Gradually that changed and Adrian got a ‘strange reputation of being the sort of person who could take photographs of black people. I took lots and lots of photos of reggae artists and went back to Jamaica several times.’

When punk exploded in the UK in 1976, reggae was a huge influence on the attitude of the scene if not necessarily the music. Adrian became a favoured punk photographer.

The Clash were one of the punk bands who made reggae part of their sound. ‘I guess they thought maybe he’s OK,’ Adrian said modestly. ‘He’s photographed Marley. He can do us.’

Adrian became a staff photographer for Melody Maker, then a weekly newspaper selling hundreds of thousands of copies a week, shooting all the big names of the day.

When he began, Adrian had no formal training in photography. ‘I wasn’t interested in light or studios,’ he said. ‘I’d use a Leica M3 because it was quiet and I could be a fly on the wall. For live photography, I used a Nikon.’

Later on, Adrian studied photography. He spent time at Big Sur, California, at the Ansel Adams school. Here he learned about techniques like the zone system, a way of working that guarantees a correct exposure.

Bob Marley at Tuff Gong Studio studios Kingston Jamaica 1978 by Adrian Boot

Laughter and charisma

Take a look at Adrian’s website and you’ll see he’s photographed just about everyone in rock and roll that matters. For him that doesn’t seem to be a big deal.

‘People often ask me what it was like to photograph Marley. It was nothing special. At the end of the day, these people are just talented musicians.’

Adrian’s irreverence helped him forge a laidback relationship with Bob Marley. He was the reggae colossus’ official photographer.

When Adrian first met him, Bob had a Miami accent. It wasn’t until later that he sank into that deep patois. The “Jah Rastafari” stuff.

‘Bob had a sense of humour,’ Adrian told me, ‘He liked to wind up journalists. He’d quote from the Bible and turn on the accent. If I was present, I’d often laugh and make remarks because he was quite capable of speaking the Queen’s English.’

Photographic sessions were fun. Sometimes on purpose, occasionally not.

‘Famously, I was sent out by Allen Jones, Melody Maker editor, to photograph Van Morrison with strict instructions to photograph him smiling. Everyone knew he was a miserable old fart at the best of times. I made a funny remark — I love cracking jokes — and got this pic of Van laughing.’

Adrian also managed to get Paul and McCartney laughing by backing off with his camera and tripping over his camera case. ‘I’m a bit clumsy,’ he said. ‘Of course they exploded. Another good shot.’

Music photography today

Adrian doesn’t take so many photographs anymore. ‘Photography’s become ubiquitous,’ he explained. ‘I was UK judge for the World Photographic Organization a while back. Sony, the sponsors, figured out that 90% of all the photographs ever taken had been taken in the previous year. Now everyone has a mobile phone and they take better photos than most professional Nikon cameras did.’
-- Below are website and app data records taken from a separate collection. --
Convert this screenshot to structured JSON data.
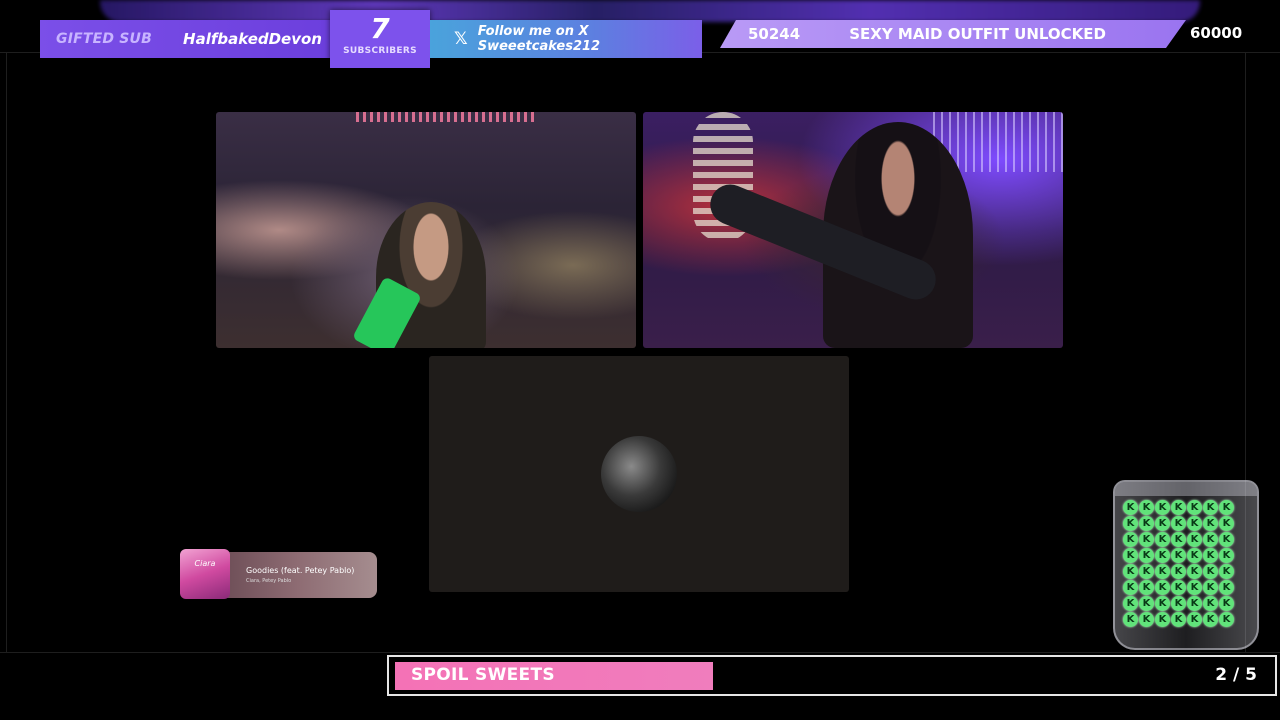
{
  "top_bar": {
    "gifted_label": "GIFTED SUB",
    "gifted_user": "HalfbakedDevon",
    "subscribers_count": "7",
    "subscribers_label": "SUBSCRIBERS",
    "follow_text": "Follow me on X Sweeetcakes212",
    "goal_current": "50244",
    "goal_text": "SEXY MAID OUTFIT UNLOCKED",
    "goal_target": "60000"
  },
  "now_playing": {
    "album_script": "Ciara",
    "title": "Goodies (feat. Petey Pablo)",
    "artist": "Ciara, Petey Pablo"
  },
  "progress_goal": {
    "label": "SPOIL SWEETS",
    "count": "2 / 5",
    "current": 2,
    "total": 5
  },
  "candy_jar": {
    "candy_glyph": "K",
    "candy_count": 56
  },
  "colors": {
    "accent_purple": "#7d52ec",
    "progress_pink": "#f472b6",
    "candy_green": "#61e37a"
  }
}
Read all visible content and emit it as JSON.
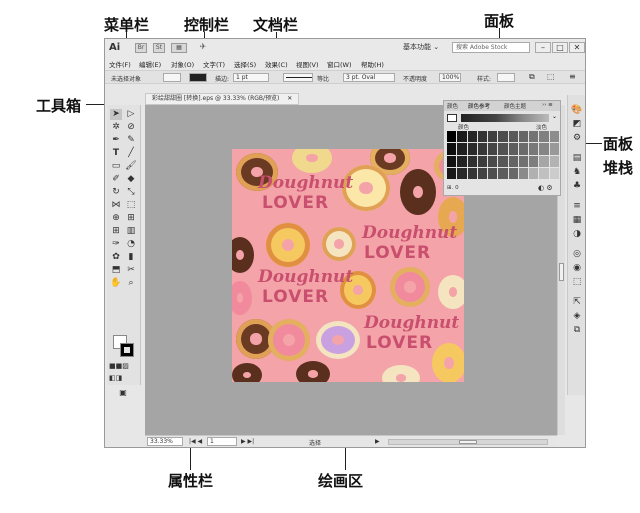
{
  "callouts": {
    "menubar": "菜单栏",
    "controlbar": "控制栏",
    "docbar": "文档栏",
    "panel": "面板",
    "toolbox": "工具箱",
    "panel_stack_1": "面板",
    "panel_stack_2": "堆栈",
    "statusbar": "属性栏",
    "canvas": "绘画区"
  },
  "titlebar": {
    "logo": "Ai",
    "bridge_icon": "Br",
    "stock_icon": "St",
    "workspace": "基本功能 ⌄",
    "search_placeholder": "搜索 Adobe Stock",
    "minimize": "–",
    "restore": "□",
    "close": "✕"
  },
  "menubar": {
    "items": [
      "文件(F)",
      "编辑(E)",
      "对象(O)",
      "文字(T)",
      "选择(S)",
      "效果(C)",
      "视图(V)",
      "窗口(W)",
      "帮助(H)"
    ]
  },
  "controlbar": {
    "selection": "未选择对象",
    "stroke_label": "描边:",
    "stroke_value": "1 pt",
    "line_style": "等比",
    "brush": "3 pt. Oval",
    "opacity_label": "不透明度",
    "opacity_value": "100%",
    "style_label": "样式:"
  },
  "document": {
    "tab_label": "彩绘甜甜圈 [转换].eps @ 33.33% (RGB/预览)",
    "tab_close": "✕"
  },
  "color_panel": {
    "tabs": [
      "颜色",
      "颜色参考",
      "颜色主题"
    ],
    "row_left": "颜色",
    "row_right": "淡色",
    "footer_left": "⊞. 0",
    "swatch_colors": [
      "#000000",
      "#1a1a1a",
      "#262626",
      "#333333",
      "#404040",
      "#4d4d4d",
      "#595959",
      "#666666",
      "#737373",
      "#808080",
      "#8c8c8c",
      "#0d0d0d",
      "#1f1f1f",
      "#2b2b2b",
      "#383838",
      "#454545",
      "#525252",
      "#5e5e5e",
      "#6b6b6b",
      "#787878",
      "#858585",
      "#999999",
      "#111111",
      "#222222",
      "#303030",
      "#3d3d3d",
      "#4a4a4a",
      "#575757",
      "#646464",
      "#717171",
      "#7e7e7e",
      "#a6a6a6",
      "#b3b3b3",
      "#181818",
      "#282828",
      "#353535",
      "#424242",
      "#4f4f4f",
      "#5c5c5c",
      "#696969",
      "#8a8a8a",
      "#b0b0b0",
      "#c0c0c0",
      "#cccccc"
    ]
  },
  "artwork": {
    "word1": "Doughnut",
    "word2": "LOVER"
  },
  "statusbar": {
    "zoom": "33.33%",
    "page": "1",
    "mode": "选择"
  }
}
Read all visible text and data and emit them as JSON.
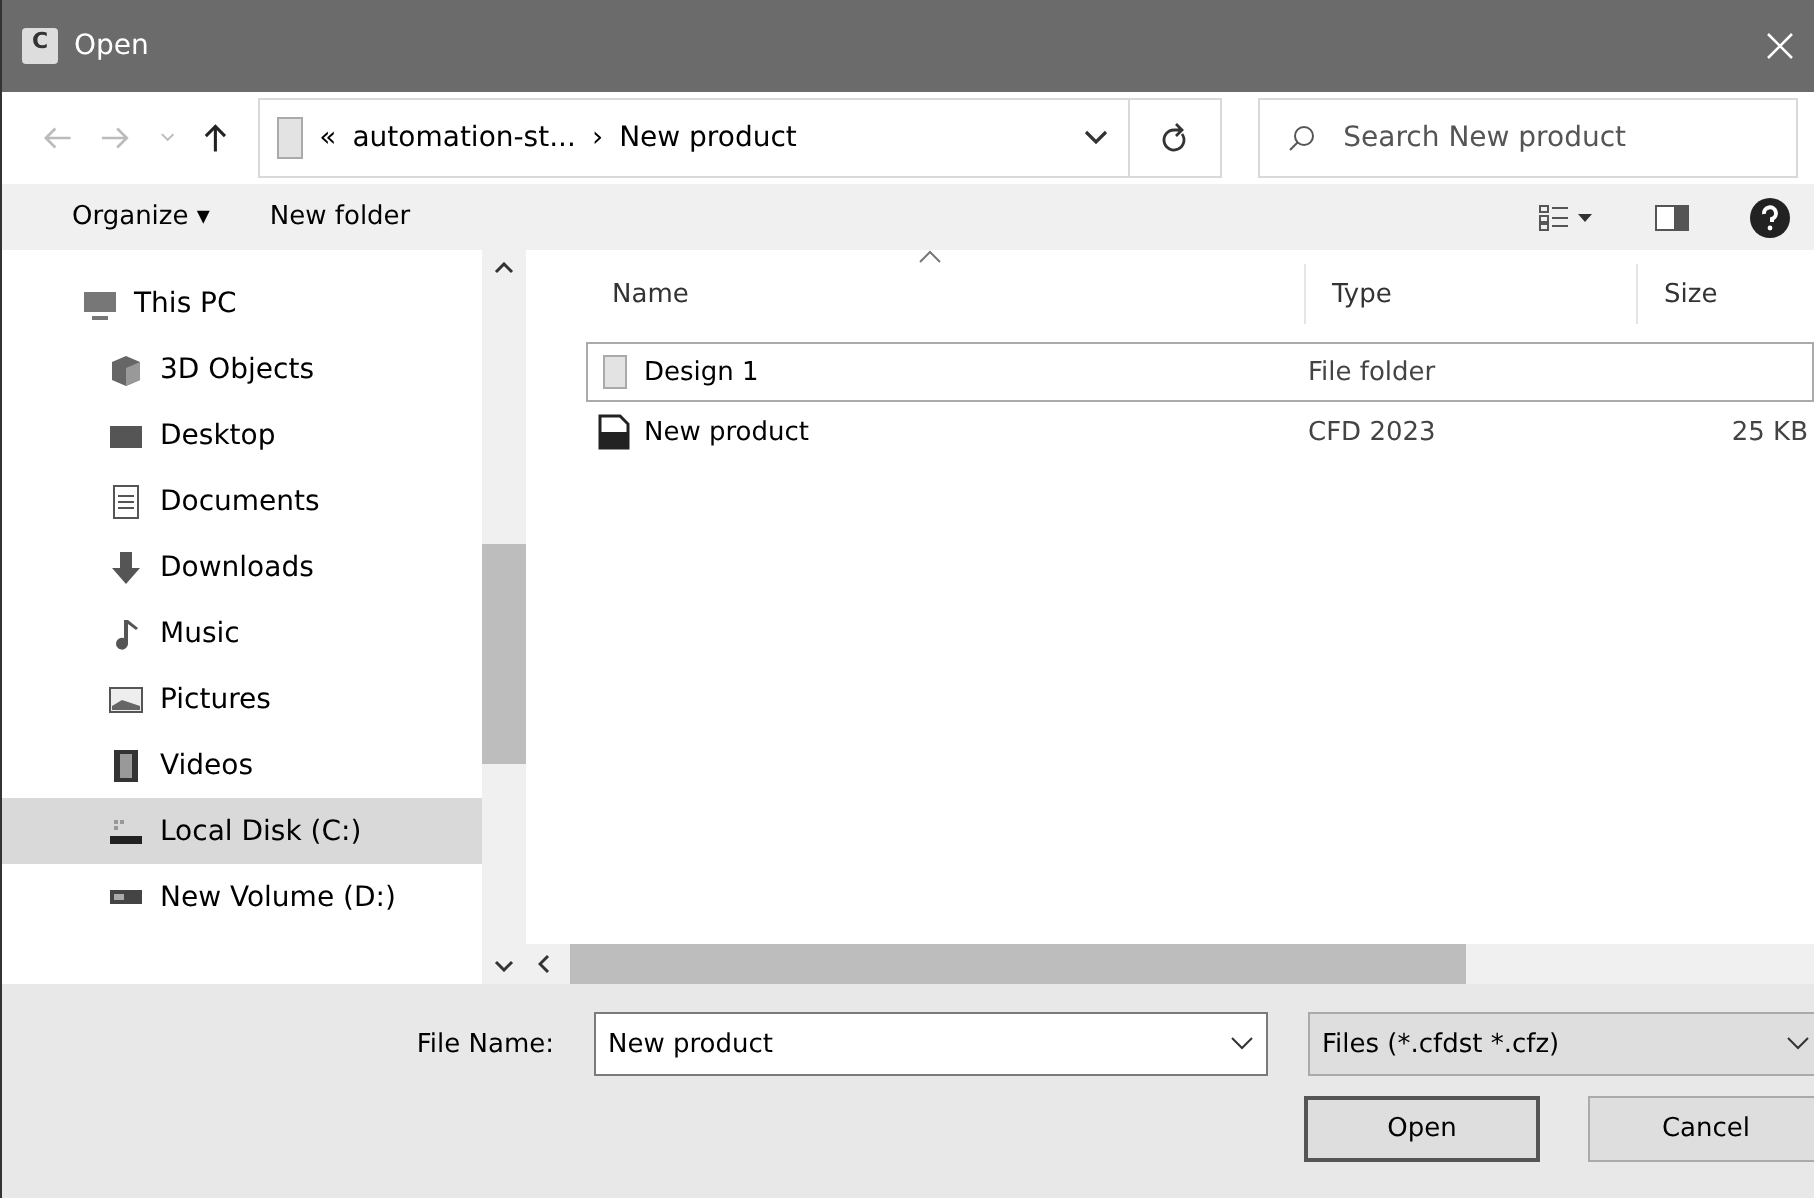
{
  "window": {
    "title": "Open",
    "app_icon": "C"
  },
  "address": {
    "overflow": "«",
    "path": [
      "automation-st...",
      "New product"
    ],
    "separator": "›",
    "search_placeholder": "Search New product"
  },
  "toolbar": {
    "organize": "Organize",
    "organize_caret": "▾",
    "new_folder": "New folder"
  },
  "nav": [
    {
      "label": "This PC",
      "selected": false
    },
    {
      "label": "3D Objects",
      "selected": false
    },
    {
      "label": "Desktop",
      "selected": false
    },
    {
      "label": "Documents",
      "selected": false
    },
    {
      "label": "Downloads",
      "selected": false
    },
    {
      "label": "Music",
      "selected": false
    },
    {
      "label": "Pictures",
      "selected": false
    },
    {
      "label": "Videos",
      "selected": false
    },
    {
      "label": "Local Disk (C:)",
      "selected": true
    },
    {
      "label": "New Volume (D:)",
      "selected": false
    }
  ],
  "table": {
    "columns": [
      "Name",
      "Type",
      "Size"
    ],
    "rows": [
      {
        "name": "Design 1",
        "type": "File folder",
        "size": "",
        "kind": "folder",
        "selected": true
      },
      {
        "name": "New product",
        "type": "CFD 2023",
        "size": "25 KB",
        "kind": "file",
        "selected": false
      }
    ]
  },
  "footer": {
    "file_name_label": "File Name:",
    "file_name": "New product",
    "file_type": "Files (*.cfdst *.cfz)",
    "buttons": [
      "Open",
      "Cancel"
    ]
  }
}
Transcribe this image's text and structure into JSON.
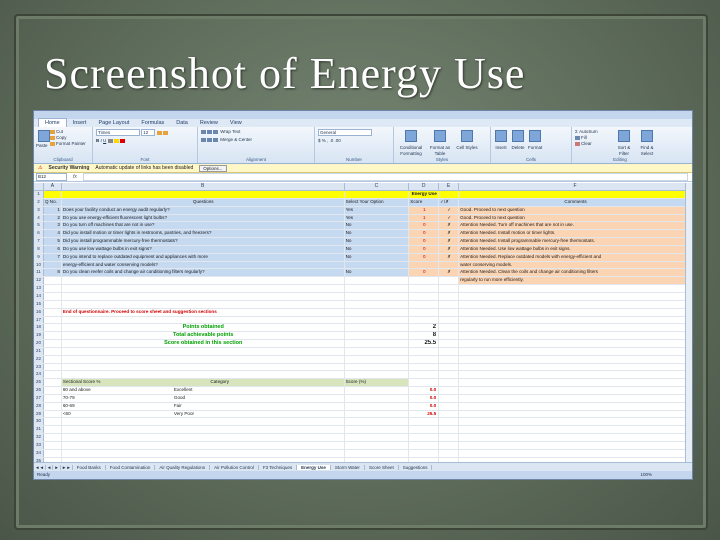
{
  "slide": {
    "title": "Screenshot of Energy Use"
  },
  "ribbon": {
    "tabs": [
      "Home",
      "Insert",
      "Page Layout",
      "Formulas",
      "Data",
      "Review",
      "View"
    ],
    "clipboard": {
      "paste": "Paste",
      "cut": "Cut",
      "copy": "Copy",
      "format_painter": "Format Painter",
      "label": "Clipboard"
    },
    "font": {
      "name": "Times",
      "size": "12",
      "label": "Font"
    },
    "alignment": {
      "wrap": "Wrap Text",
      "merge": "Merge & Center",
      "label": "Alignment"
    },
    "number": {
      "format": "General",
      "label": "Number"
    },
    "styles": {
      "conditional": "Conditional Formatting",
      "format_table": "Format as Table",
      "cell_styles": "Cell Styles",
      "label": "Styles"
    },
    "cells": {
      "insert": "Insert",
      "delete": "Delete",
      "format": "Format",
      "label": "Cells"
    },
    "editing": {
      "autosum": "AutoSum",
      "fill": "Fill",
      "clear": "Clear",
      "sort": "Sort & Filter",
      "find": "Find & Select",
      "label": "Editing"
    }
  },
  "security": {
    "title": "Security Warning",
    "message": "Automatic update of links has been disabled",
    "options": "Options..."
  },
  "formula_bar": {
    "name_box": "B12",
    "fx": "fx"
  },
  "columns": [
    "A",
    "B",
    "C",
    "D",
    "E",
    "F"
  ],
  "rows": [
    {
      "n": "1",
      "A": "",
      "B": "",
      "C": "",
      "D": "Energy Use",
      "E": "",
      "F": ""
    },
    {
      "n": "2",
      "A": "Q No.",
      "B": "Questions",
      "C": "Select Your Option",
      "D": "Score",
      "E": "✓/✗",
      "F": "Comments"
    },
    {
      "n": "3",
      "A": "1",
      "B": "Does your facility conduct an energy audit regularly?",
      "C": "Yes",
      "D": "1",
      "E": "✓",
      "F": "Good. Proceed to next question"
    },
    {
      "n": "4",
      "A": "2",
      "B": "Do you use energy-efficient fluorescent light bulbs?",
      "C": "Yes",
      "D": "1",
      "E": "✓",
      "F": "Good. Proceed to next question"
    },
    {
      "n": "5",
      "A": "3",
      "B": "Do you turn off machines that are not in use?",
      "C": "No",
      "D": "0",
      "E": "✗",
      "F": "Attention Needed. Turn off machines that are not in use."
    },
    {
      "n": "6",
      "A": "4",
      "B": "Did you install motion or timer lights in restrooms, pantries, and freezers?",
      "C": "No",
      "D": "0",
      "E": "✗",
      "F": "Attention Needed. Install motion or timer lights."
    },
    {
      "n": "7",
      "A": "5",
      "B": "Did you install programmable mercury-free thermostats?",
      "C": "No",
      "D": "0",
      "E": "✗",
      "F": "Attention Needed. Install programmable mercury-free thermostats."
    },
    {
      "n": "8",
      "A": "6",
      "B": "Do you use low wattage bulbs in exit signs?",
      "C": "No",
      "D": "0",
      "E": "✗",
      "F": "Attention Needed. Use low wattage bulbs in exit signs."
    },
    {
      "n": "9",
      "A": "7",
      "B": "Do you intend to replace outdated equipment and appliances with more",
      "C": "No",
      "D": "0",
      "E": "✗",
      "F": "Attention Needed. Replace outdated models with energy-efficient and"
    },
    {
      "n": "10",
      "A": "",
      "B": "energy-efficient and water conserving models?",
      "C": "",
      "D": "",
      "E": "",
      "F": "water conserving models."
    },
    {
      "n": "11",
      "A": "8",
      "B": "Do you clean reefer coils and change air conditioning filters regularly?",
      "C": "No",
      "D": "0",
      "E": "✗",
      "F": "Attention Needed. Clean the coils and change air conditioning filters"
    },
    {
      "n": "12",
      "A": "",
      "B": "",
      "C": "",
      "D": "",
      "E": "",
      "F": "regularly to run more efficiently."
    }
  ],
  "end_text": "End of questionnaire. Proceed to score sheet and suggestion sections",
  "summary": [
    {
      "n": "18",
      "label": "Points obtained",
      "value": "2"
    },
    {
      "n": "19",
      "label": "Total achievable points",
      "value": "8"
    },
    {
      "n": "20",
      "label": "Score obtained in this section",
      "value": "25.5"
    }
  ],
  "score_table": {
    "headers": {
      "score": "Sectional Score %",
      "category": "Category",
      "pct": "Score (%)"
    },
    "rows": [
      {
        "n": "26",
        "score": "80 and above",
        "category": "Excellent",
        "pct": "0.0"
      },
      {
        "n": "27",
        "score": "70-79",
        "category": "Good",
        "pct": "0.0"
      },
      {
        "n": "28",
        "score": "60-69",
        "category": "Fair",
        "pct": "0.0"
      },
      {
        "n": "29",
        "score": "<60",
        "category": "Very Poor",
        "pct": "25.5"
      }
    ]
  },
  "sheet_tabs": [
    "Food Banks",
    "Food Contamination",
    "Air Quality Regulations",
    "Air Pollution Control",
    "F3 Techniques",
    "Energy Use",
    "Storm Water",
    "Score Sheet",
    "Suggestions"
  ],
  "active_tab": "Energy Use",
  "status": {
    "ready": "Ready",
    "zoom": "100%"
  }
}
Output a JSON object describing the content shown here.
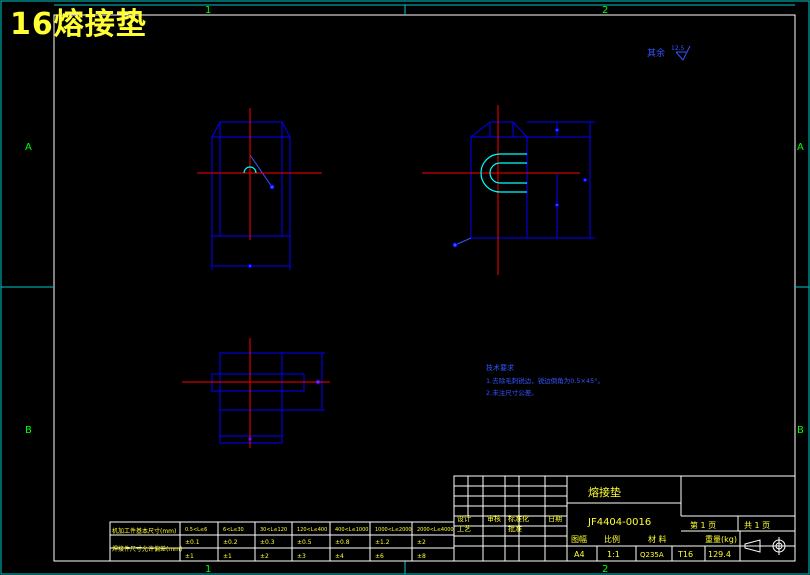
{
  "overlay_title": "16熔接垫",
  "zone_labels": {
    "col1": "1",
    "col2": "2",
    "rowA": "A",
    "rowB": "B"
  },
  "roughness": {
    "label": "其余",
    "value": "12.5"
  },
  "tech_requirements": {
    "title": "技术要求",
    "line1": "1.去除毛刺锐边，锐边倒角为0.5×45°。",
    "line2": "2.未注尺寸公差。"
  },
  "tolerance_table": {
    "row1_label": "机加工件基本尺寸(mm)",
    "row2_label": "焊接件尺寸允许偏差(mm)",
    "headers": [
      "0.5<L≤6",
      "6<L≤30",
      "30<L≤120",
      "120<L≤400",
      "400<L≤1000",
      "1000<L≤2000",
      "2000<L≤4000"
    ],
    "row1": [
      "±0.1",
      "±0.2",
      "±0.3",
      "±0.5",
      "±0.8",
      "±1.2",
      "±2"
    ],
    "row2": [
      "±1",
      "±1",
      "±2",
      "±3",
      "±4",
      "±6",
      "±8"
    ]
  },
  "title_block": {
    "part_name": "熔接垫",
    "drawing_no": "JF4404-0016",
    "sheet_label": "第 1 页",
    "total_label": "共 1 页",
    "format_label": "图幅",
    "scale_label": "比例",
    "material_label": "材 料",
    "weight_label": "重量(kg)",
    "format_value": "A4",
    "scale_value": "1:1",
    "material_value": "Q235A",
    "thickness_value": "T16",
    "weight_value": "129.4",
    "labels": {
      "designer": "设计",
      "checker": "审核",
      "standard": "标准化",
      "approve": "批准",
      "process": "工艺",
      "date": "日期"
    }
  },
  "colors": {
    "outline": "#0000ff",
    "center": "#ff0000",
    "frame": "#ffffff",
    "border": "#ffffff",
    "annot": "#00ffff",
    "text_yellow": "#ffff33"
  }
}
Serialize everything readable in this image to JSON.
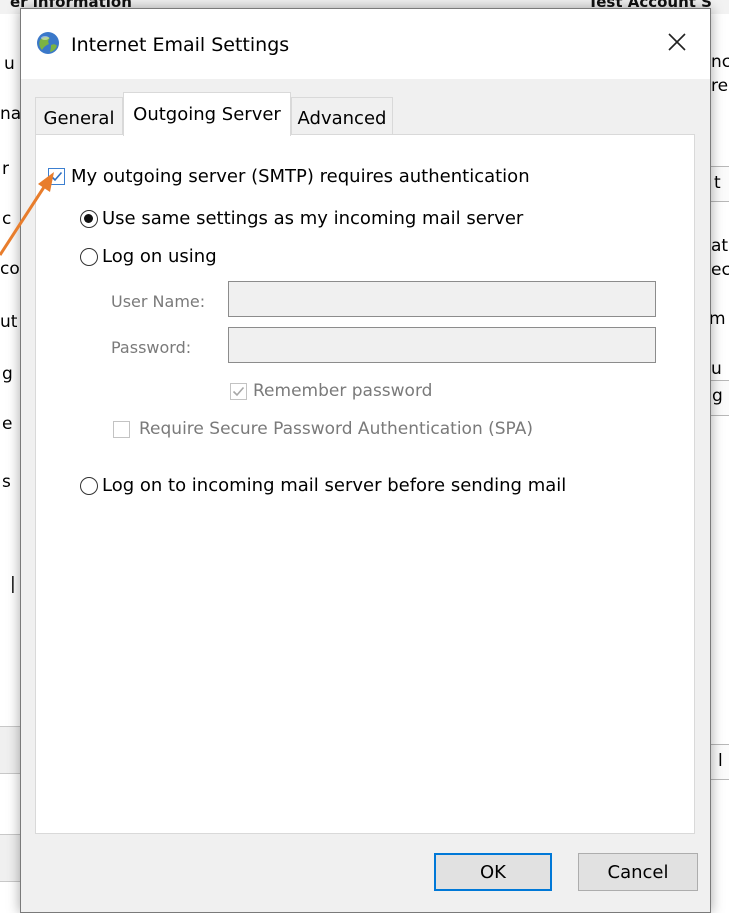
{
  "background_window": {
    "top_left_text": "er information",
    "top_right_text": "Test Account S",
    "left_fragments": [
      "u",
      "na",
      "r",
      "c",
      "co",
      "ut",
      "g",
      "e",
      "s",
      "|"
    ],
    "right_fragments": [
      "nc",
      "re",
      "t",
      "at",
      "ec",
      "m",
      "u",
      "g",
      "l"
    ]
  },
  "dialog": {
    "title": "Internet Email Settings",
    "app_icon": "internet-email-globe-icon",
    "close_icon": "close-icon",
    "tabs": [
      {
        "label": "General",
        "active": false
      },
      {
        "label": "Outgoing Server",
        "active": true
      },
      {
        "label": "Advanced",
        "active": false
      }
    ],
    "outgoing": {
      "requires_auth": {
        "label": "My outgoing server (SMTP) requires authentication",
        "checked": true
      },
      "use_same": {
        "label": "Use same settings as my incoming mail server",
        "selected": true
      },
      "log_on_using": {
        "label": "Log on using",
        "selected": false
      },
      "user_name": {
        "label": "User Name:",
        "value": ""
      },
      "password": {
        "label": "Password:",
        "value": ""
      },
      "remember_password": {
        "label": "Remember password",
        "checked": true,
        "enabled": false
      },
      "spa": {
        "label": "Require Secure Password Authentication (SPA)",
        "checked": false,
        "enabled": false
      },
      "log_on_incoming": {
        "label": "Log on to incoming mail server before sending mail",
        "selected": false
      }
    },
    "buttons": {
      "ok": "OK",
      "cancel": "Cancel"
    }
  },
  "annotation": {
    "arrow_color": "#e87d2c"
  },
  "colors": {
    "accent": "#0078d7",
    "checkbox_checked": "#3c7fd0"
  }
}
What would Adrian say to anyone who wanted to get into music photography today?

‘Don’t bother. I know that sounds a bit cynical. But back in the day, I’d go to a concert and there would be just me and maybe one other photographer. In a way, you had a monopoly. Now, at big concerts, there are thousands of people holding up their phones.’

He continued, ‘And if you want to do a session, you’ve got to sign a contract that basically gives ownership of the session to the artist’s management. Years ago, people would just be happy if I gave them a few prints to give to the press.’

Now Adrian mostly sells his prints online. A while back, he had a suspicion that his archive would have some value.

‘These days,’ he said, ‘people are making documentaries about lesser known artists like reggae band Steel Pulse. I tend to have photos of bands like these in their formative years.

Kevin Ayers in London 1974 by Adrian

The Deià connection

Adrian and his wife Lynne have visited Deià a few times at the invitation of the friend I met them with.

Also, as Adrian said, ‘I knew Kevin Ayers. I’d photographed him and my wife used to tour manage him so there’s a crossover there too.’

Of Deià, Adrian said, ‘It’s an interesting place. Quite strange.’

If you love rock and roll or know someone who does, check out the prints for sale on Adrian’s website.

All photos by kind permission of Adrian Boot.